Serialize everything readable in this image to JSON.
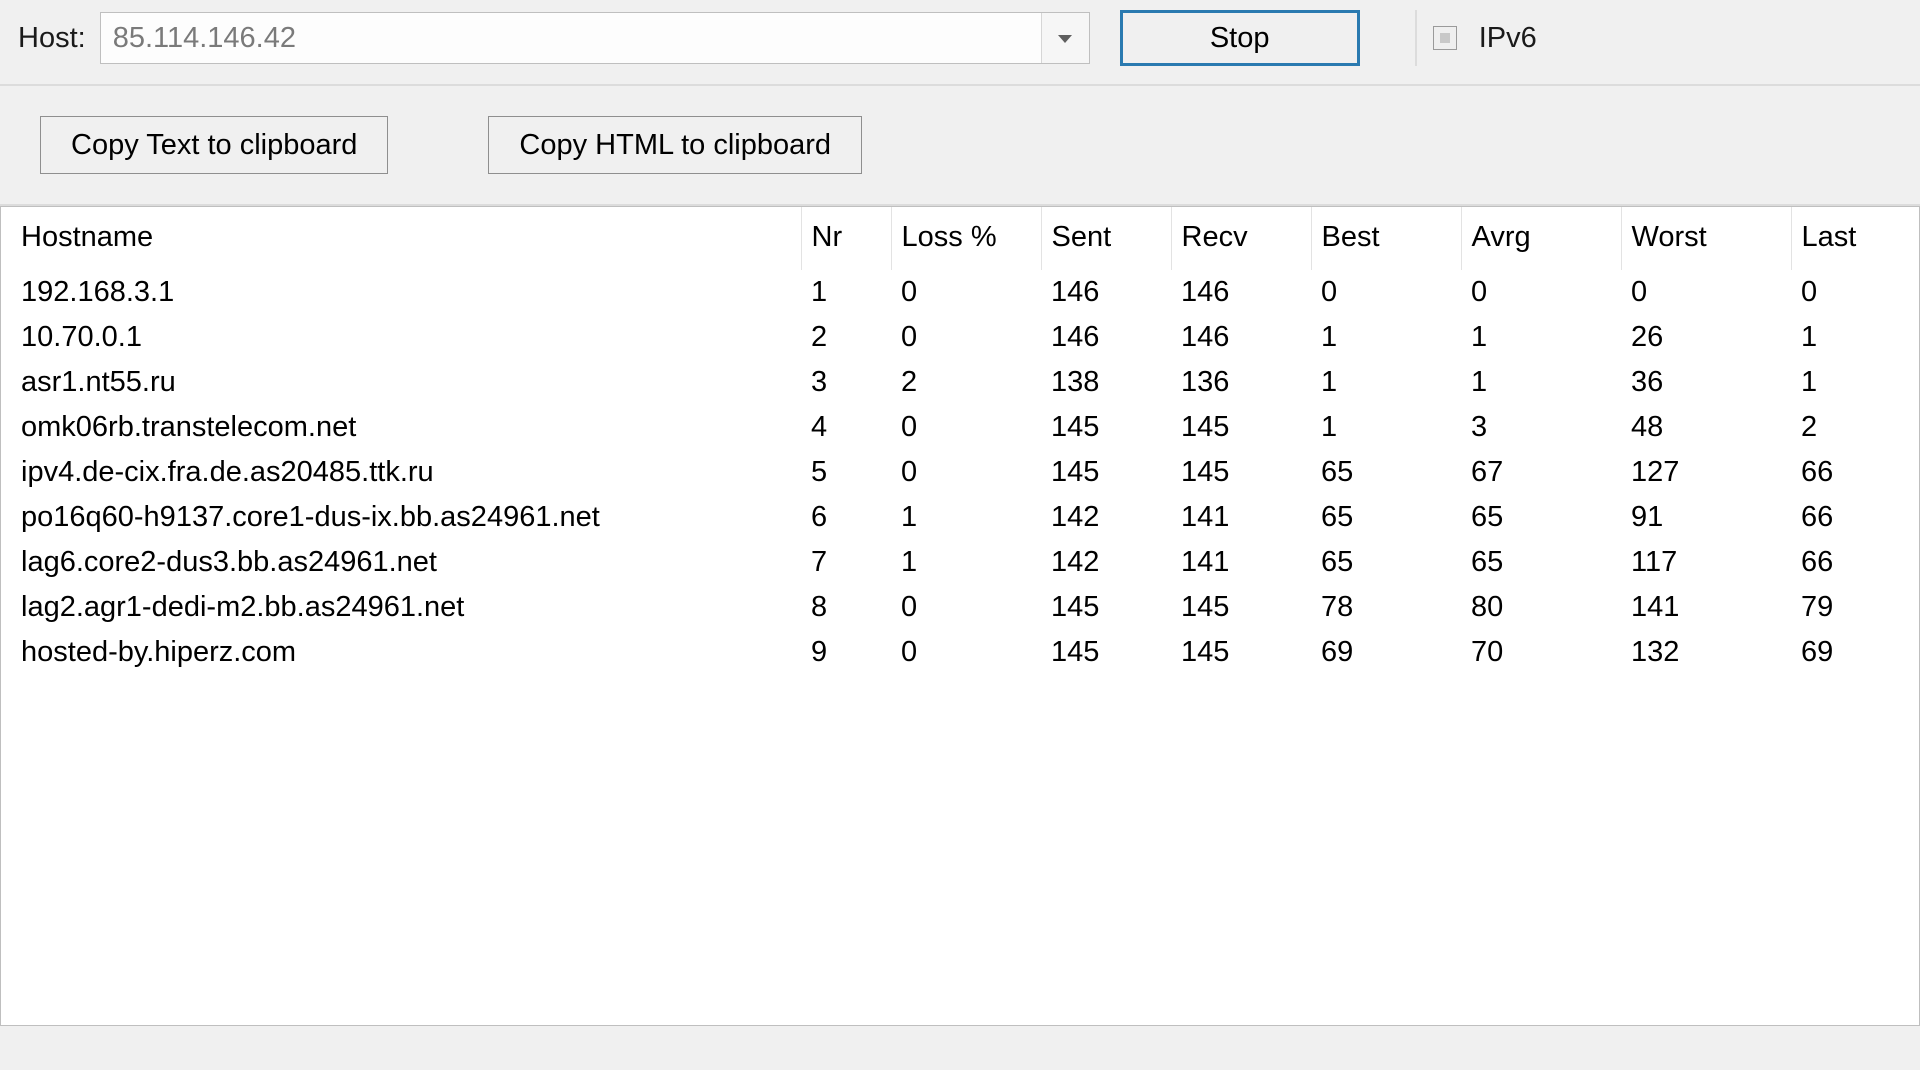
{
  "top": {
    "host_label": "Host:",
    "host_value": "85.114.146.42",
    "stop_label": "Stop",
    "ipv6_label": "IPv6",
    "ipv6_checked": false
  },
  "copy": {
    "copy_text_label": "Copy Text to clipboard",
    "copy_html_label": "Copy HTML to clipboard"
  },
  "table": {
    "headers": {
      "hostname": "Hostname",
      "nr": "Nr",
      "loss": "Loss %",
      "sent": "Sent",
      "recv": "Recv",
      "best": "Best",
      "avrg": "Avrg",
      "worst": "Worst",
      "last": "Last"
    },
    "rows": [
      {
        "hostname": "192.168.3.1",
        "nr": "1",
        "loss": "0",
        "sent": "146",
        "recv": "146",
        "best": "0",
        "avrg": "0",
        "worst": "0",
        "last": "0"
      },
      {
        "hostname": "10.70.0.1",
        "nr": "2",
        "loss": "0",
        "sent": "146",
        "recv": "146",
        "best": "1",
        "avrg": "1",
        "worst": "26",
        "last": "1"
      },
      {
        "hostname": "asr1.nt55.ru",
        "nr": "3",
        "loss": "2",
        "sent": "138",
        "recv": "136",
        "best": "1",
        "avrg": "1",
        "worst": "36",
        "last": "1"
      },
      {
        "hostname": "omk06rb.transtelecom.net",
        "nr": "4",
        "loss": "0",
        "sent": "145",
        "recv": "145",
        "best": "1",
        "avrg": "3",
        "worst": "48",
        "last": "2"
      },
      {
        "hostname": "ipv4.de-cix.fra.de.as20485.ttk.ru",
        "nr": "5",
        "loss": "0",
        "sent": "145",
        "recv": "145",
        "best": "65",
        "avrg": "67",
        "worst": "127",
        "last": "66"
      },
      {
        "hostname": "po16q60-h9137.core1-dus-ix.bb.as24961.net",
        "nr": "6",
        "loss": "1",
        "sent": "142",
        "recv": "141",
        "best": "65",
        "avrg": "65",
        "worst": "91",
        "last": "66"
      },
      {
        "hostname": "lag6.core2-dus3.bb.as24961.net",
        "nr": "7",
        "loss": "1",
        "sent": "142",
        "recv": "141",
        "best": "65",
        "avrg": "65",
        "worst": "117",
        "last": "66"
      },
      {
        "hostname": "lag2.agr1-dedi-m2.bb.as24961.net",
        "nr": "8",
        "loss": "0",
        "sent": "145",
        "recv": "145",
        "best": "78",
        "avrg": "80",
        "worst": "141",
        "last": "79"
      },
      {
        "hostname": "hosted-by.hiperz.com",
        "nr": "9",
        "loss": "0",
        "sent": "145",
        "recv": "145",
        "best": "69",
        "avrg": "70",
        "worst": "132",
        "last": "69"
      }
    ]
  }
}
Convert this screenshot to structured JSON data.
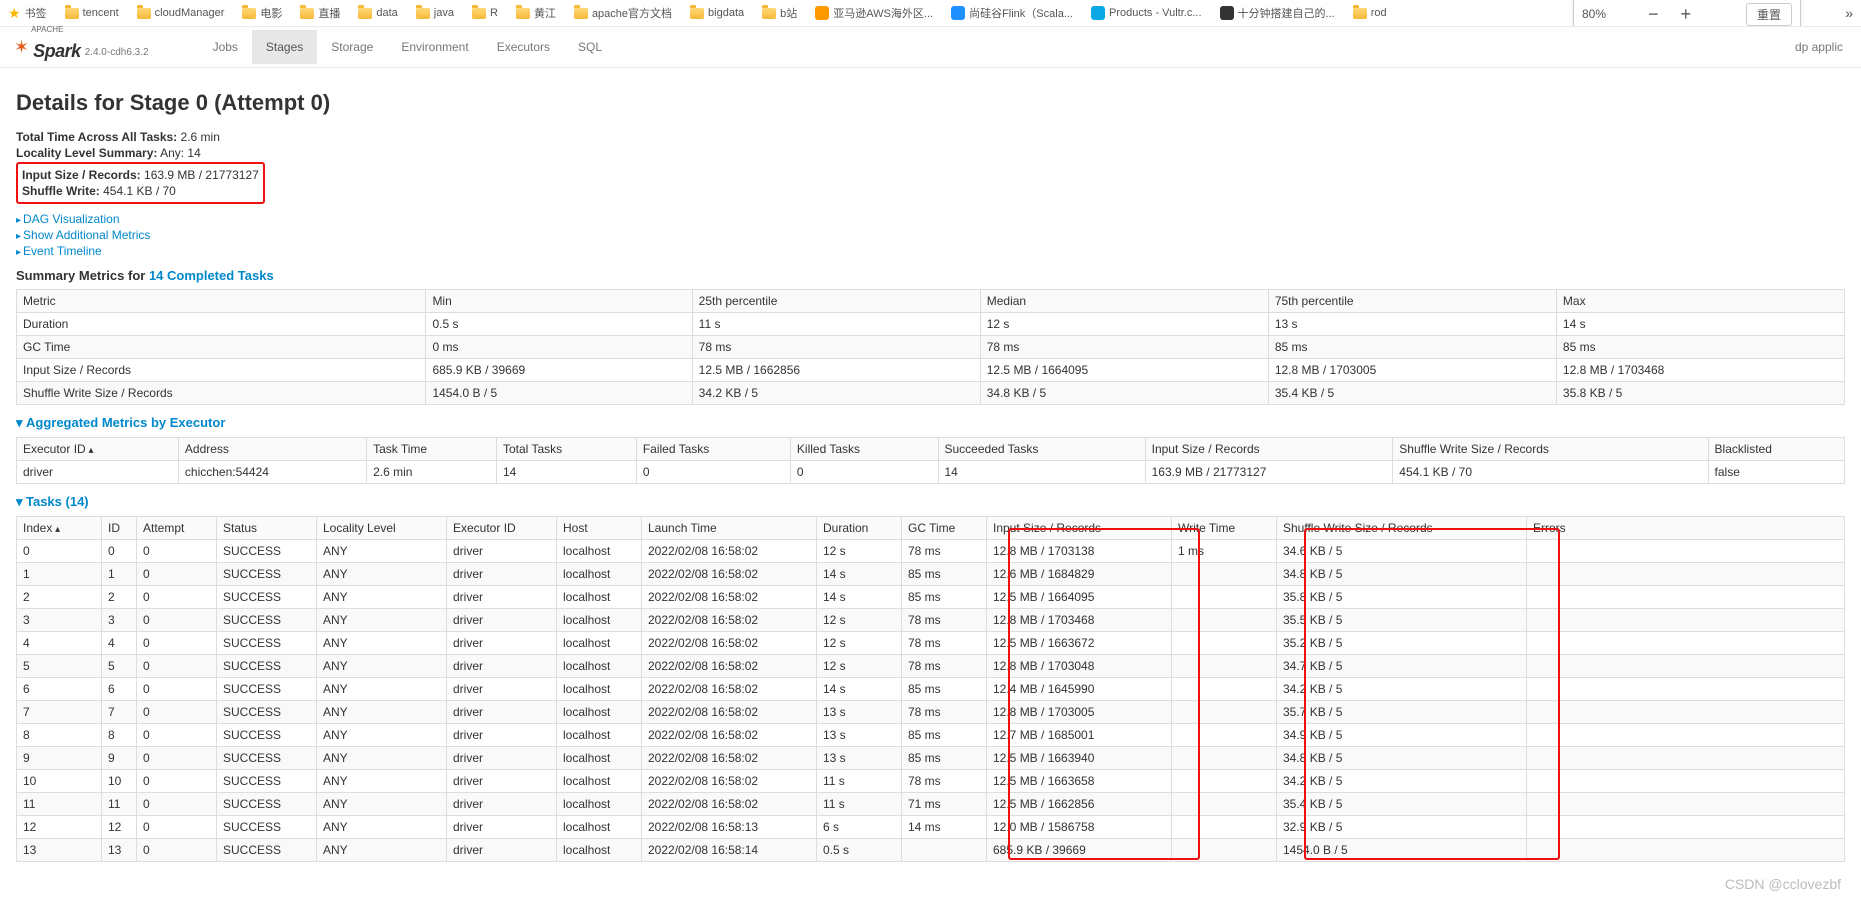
{
  "bookmarks": {
    "items": [
      {
        "kind": "star",
        "label": "书签"
      },
      {
        "kind": "folder",
        "label": "tencent"
      },
      {
        "kind": "folder",
        "label": "cloudManager"
      },
      {
        "kind": "folder",
        "label": "电影"
      },
      {
        "kind": "folder",
        "label": "直播"
      },
      {
        "kind": "folder",
        "label": "data"
      },
      {
        "kind": "folder",
        "label": "java"
      },
      {
        "kind": "folder",
        "label": "R"
      },
      {
        "kind": "folder",
        "label": "黄江"
      },
      {
        "kind": "folder",
        "label": "apache官方文档"
      },
      {
        "kind": "folder",
        "label": "bigdata"
      },
      {
        "kind": "folder",
        "label": "b站"
      },
      {
        "kind": "icon",
        "color": "#ff9900",
        "label": "亚马逊AWS海外区..."
      },
      {
        "kind": "icon",
        "color": "#1e90ff",
        "label": "尚硅谷Flink（Scala..."
      },
      {
        "kind": "icon",
        "color": "#0aa8e6",
        "label": "Products - Vultr.c..."
      },
      {
        "kind": "icon",
        "color": "#333",
        "label": "十分钟搭建自己的..."
      },
      {
        "kind": "folder",
        "label": "rod"
      }
    ],
    "overflow": "»"
  },
  "zoom": {
    "pct": "80%",
    "minus": "−",
    "plus": "+",
    "reset": "重置"
  },
  "header": {
    "logo_small": "APACHE",
    "logo_name": "Spark",
    "version": "2.4.0-cdh6.3.2",
    "nav": [
      "Jobs",
      "Stages",
      "Storage",
      "Environment",
      "Executors",
      "SQL"
    ],
    "active": "Stages",
    "right": "dp applic"
  },
  "page": {
    "title": "Details for Stage 0 (Attempt 0)",
    "kv": [
      {
        "k": "Total Time Across All Tasks:",
        "v": "2.6 min"
      },
      {
        "k": "Locality Level Summary:",
        "v": "Any: 14"
      },
      {
        "k": "Input Size / Records:",
        "v": "163.9 MB / 21773127"
      },
      {
        "k": "Shuffle Write:",
        "v": "454.1 KB / 70"
      }
    ],
    "links": [
      "DAG Visualization",
      "Show Additional Metrics",
      "Event Timeline"
    ],
    "summary_title_prefix": "Summary Metrics for ",
    "summary_title_link": "14 Completed Tasks",
    "agg_title": "Aggregated Metrics by Executor",
    "tasks_title": "Tasks (14)"
  },
  "summary": {
    "headers": [
      "Metric",
      "Min",
      "25th percentile",
      "Median",
      "75th percentile",
      "Max"
    ],
    "rows": [
      [
        "Duration",
        "0.5 s",
        "11 s",
        "12 s",
        "13 s",
        "14 s"
      ],
      [
        "GC Time",
        "0 ms",
        "78 ms",
        "78 ms",
        "85 ms",
        "85 ms"
      ],
      [
        "Input Size / Records",
        "685.9 KB / 39669",
        "12.5 MB / 1662856",
        "12.5 MB / 1664095",
        "12.8 MB / 1703005",
        "12.8 MB / 1703468"
      ],
      [
        "Shuffle Write Size / Records",
        "1454.0 B / 5",
        "34.2 KB / 5",
        "34.8 KB / 5",
        "35.4 KB / 5",
        "35.8 KB / 5"
      ]
    ]
  },
  "agg": {
    "headers": [
      "Executor ID",
      "Address",
      "Task Time",
      "Total Tasks",
      "Failed Tasks",
      "Killed Tasks",
      "Succeeded Tasks",
      "Input Size / Records",
      "Shuffle Write Size / Records",
      "Blacklisted"
    ],
    "rows": [
      [
        "driver",
        "chicchen:54424",
        "2.6 min",
        "14",
        "0",
        "0",
        "14",
        "163.9 MB / 21773127",
        "454.1 KB / 70",
        "false"
      ]
    ]
  },
  "tasks": {
    "headers": [
      "Index",
      "ID",
      "Attempt",
      "Status",
      "Locality Level",
      "Executor ID",
      "Host",
      "Launch Time",
      "Duration",
      "GC Time",
      "Input Size / Records",
      "Write Time",
      "Shuffle Write Size / Records",
      "Errors"
    ],
    "rows": [
      [
        "0",
        "0",
        "0",
        "SUCCESS",
        "ANY",
        "driver",
        "localhost",
        "2022/02/08 16:58:02",
        "12 s",
        "78 ms",
        "12.8 MB / 1703138",
        "1 ms",
        "34.6 KB / 5",
        ""
      ],
      [
        "1",
        "1",
        "0",
        "SUCCESS",
        "ANY",
        "driver",
        "localhost",
        "2022/02/08 16:58:02",
        "14 s",
        "85 ms",
        "12.6 MB / 1684829",
        "",
        "34.8 KB / 5",
        ""
      ],
      [
        "2",
        "2",
        "0",
        "SUCCESS",
        "ANY",
        "driver",
        "localhost",
        "2022/02/08 16:58:02",
        "14 s",
        "85 ms",
        "12.5 MB / 1664095",
        "",
        "35.8 KB / 5",
        ""
      ],
      [
        "3",
        "3",
        "0",
        "SUCCESS",
        "ANY",
        "driver",
        "localhost",
        "2022/02/08 16:58:02",
        "12 s",
        "78 ms",
        "12.8 MB / 1703468",
        "",
        "35.5 KB / 5",
        ""
      ],
      [
        "4",
        "4",
        "0",
        "SUCCESS",
        "ANY",
        "driver",
        "localhost",
        "2022/02/08 16:58:02",
        "12 s",
        "78 ms",
        "12.5 MB / 1663672",
        "",
        "35.2 KB / 5",
        ""
      ],
      [
        "5",
        "5",
        "0",
        "SUCCESS",
        "ANY",
        "driver",
        "localhost",
        "2022/02/08 16:58:02",
        "12 s",
        "78 ms",
        "12.8 MB / 1703048",
        "",
        "34.7 KB / 5",
        ""
      ],
      [
        "6",
        "6",
        "0",
        "SUCCESS",
        "ANY",
        "driver",
        "localhost",
        "2022/02/08 16:58:02",
        "14 s",
        "85 ms",
        "12.4 MB / 1645990",
        "",
        "34.2 KB / 5",
        ""
      ],
      [
        "7",
        "7",
        "0",
        "SUCCESS",
        "ANY",
        "driver",
        "localhost",
        "2022/02/08 16:58:02",
        "13 s",
        "78 ms",
        "12.8 MB / 1703005",
        "",
        "35.7 KB / 5",
        ""
      ],
      [
        "8",
        "8",
        "0",
        "SUCCESS",
        "ANY",
        "driver",
        "localhost",
        "2022/02/08 16:58:02",
        "13 s",
        "85 ms",
        "12.7 MB / 1685001",
        "",
        "34.9 KB / 5",
        ""
      ],
      [
        "9",
        "9",
        "0",
        "SUCCESS",
        "ANY",
        "driver",
        "localhost",
        "2022/02/08 16:58:02",
        "13 s",
        "85 ms",
        "12.5 MB / 1663940",
        "",
        "34.8 KB / 5",
        ""
      ],
      [
        "10",
        "10",
        "0",
        "SUCCESS",
        "ANY",
        "driver",
        "localhost",
        "2022/02/08 16:58:02",
        "11 s",
        "78 ms",
        "12.5 MB / 1663658",
        "",
        "34.2 KB / 5",
        ""
      ],
      [
        "11",
        "11",
        "0",
        "SUCCESS",
        "ANY",
        "driver",
        "localhost",
        "2022/02/08 16:58:02",
        "11 s",
        "71 ms",
        "12.5 MB / 1662856",
        "",
        "35.4 KB / 5",
        ""
      ],
      [
        "12",
        "12",
        "0",
        "SUCCESS",
        "ANY",
        "driver",
        "localhost",
        "2022/02/08 16:58:13",
        "6 s",
        "14 ms",
        "12.0 MB / 1586758",
        "",
        "32.9 KB / 5",
        ""
      ],
      [
        "13",
        "13",
        "0",
        "SUCCESS",
        "ANY",
        "driver",
        "localhost",
        "2022/02/08 16:58:14",
        "0.5 s",
        "",
        "685.9 KB / 39669",
        "",
        "1454.0 B / 5",
        ""
      ]
    ]
  },
  "watermark": "CSDN @cclovezbf"
}
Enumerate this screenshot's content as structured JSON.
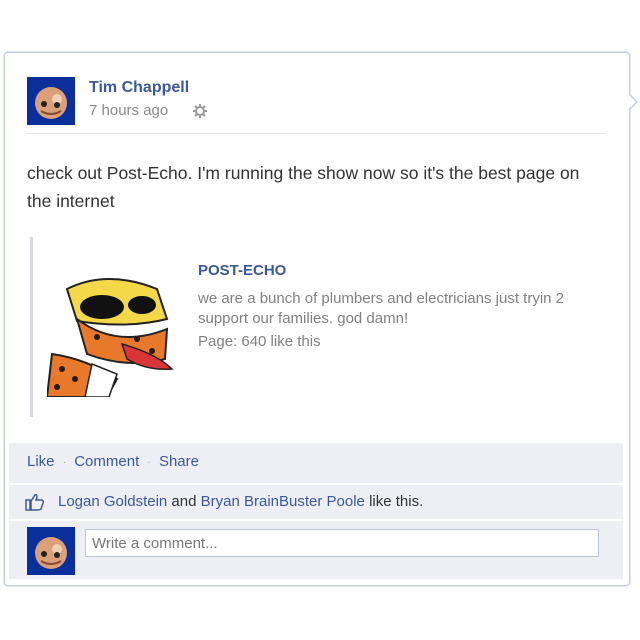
{
  "post": {
    "author": "Tim Chappell",
    "timestamp": "7 hours ago",
    "message": "check out Post-Echo. I'm running the show now so it's the best page on the internet"
  },
  "attachment": {
    "title": "POST-ECHO",
    "description": "we are a bunch of plumbers and electricians just tryin 2 support our families. god damn!",
    "meta": "Page: 640 like this"
  },
  "actions": {
    "like": "Like",
    "comment": "Comment",
    "share": "Share",
    "separator": "·"
  },
  "likes": {
    "user1": "Logan Goldstein",
    "connector": "and",
    "user2": "Bryan BrainBuster Poole",
    "suffix": "like this."
  },
  "comment_box": {
    "placeholder": "Write a comment..."
  },
  "colors": {
    "link": "#3b5998",
    "action_bg": "#edeff4"
  }
}
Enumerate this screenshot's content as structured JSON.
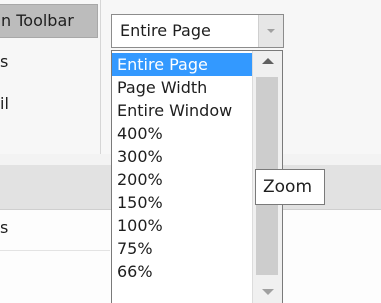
{
  "ribbon": {
    "toolbar_button_label": "n Toolbar",
    "left_fragment_1": "s",
    "left_fragment_2": "il"
  },
  "zoom_combo": {
    "value": "Entire Page"
  },
  "zoom_dropdown": {
    "options": [
      {
        "label": "Entire Page",
        "selected": true
      },
      {
        "label": "Page Width",
        "selected": false
      },
      {
        "label": "Entire Window",
        "selected": false
      },
      {
        "label": "400%",
        "selected": false
      },
      {
        "label": "300%",
        "selected": false
      },
      {
        "label": "200%",
        "selected": false
      },
      {
        "label": "150%",
        "selected": false
      },
      {
        "label": "100%",
        "selected": false
      },
      {
        "label": "75%",
        "selected": false
      },
      {
        "label": "66%",
        "selected": false
      }
    ]
  },
  "tooltip": {
    "text": "Zoom"
  },
  "lower_fragment": "s",
  "icons": {
    "combo_arrow": "chevron-down-icon",
    "scroll_up": "scroll-up-arrow-icon",
    "scroll_down": "scroll-down-arrow-icon"
  },
  "colors": {
    "selection": "#3399ff",
    "toolbar_chip": "#bcbcbc",
    "tooltip_border": "#7a7a7a"
  }
}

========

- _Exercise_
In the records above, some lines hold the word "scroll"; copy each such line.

- _Output of the exercise_
    "scroll_up": "scroll-up-arrow-icon",
    "scroll_down": "scroll-down-arrow-icon"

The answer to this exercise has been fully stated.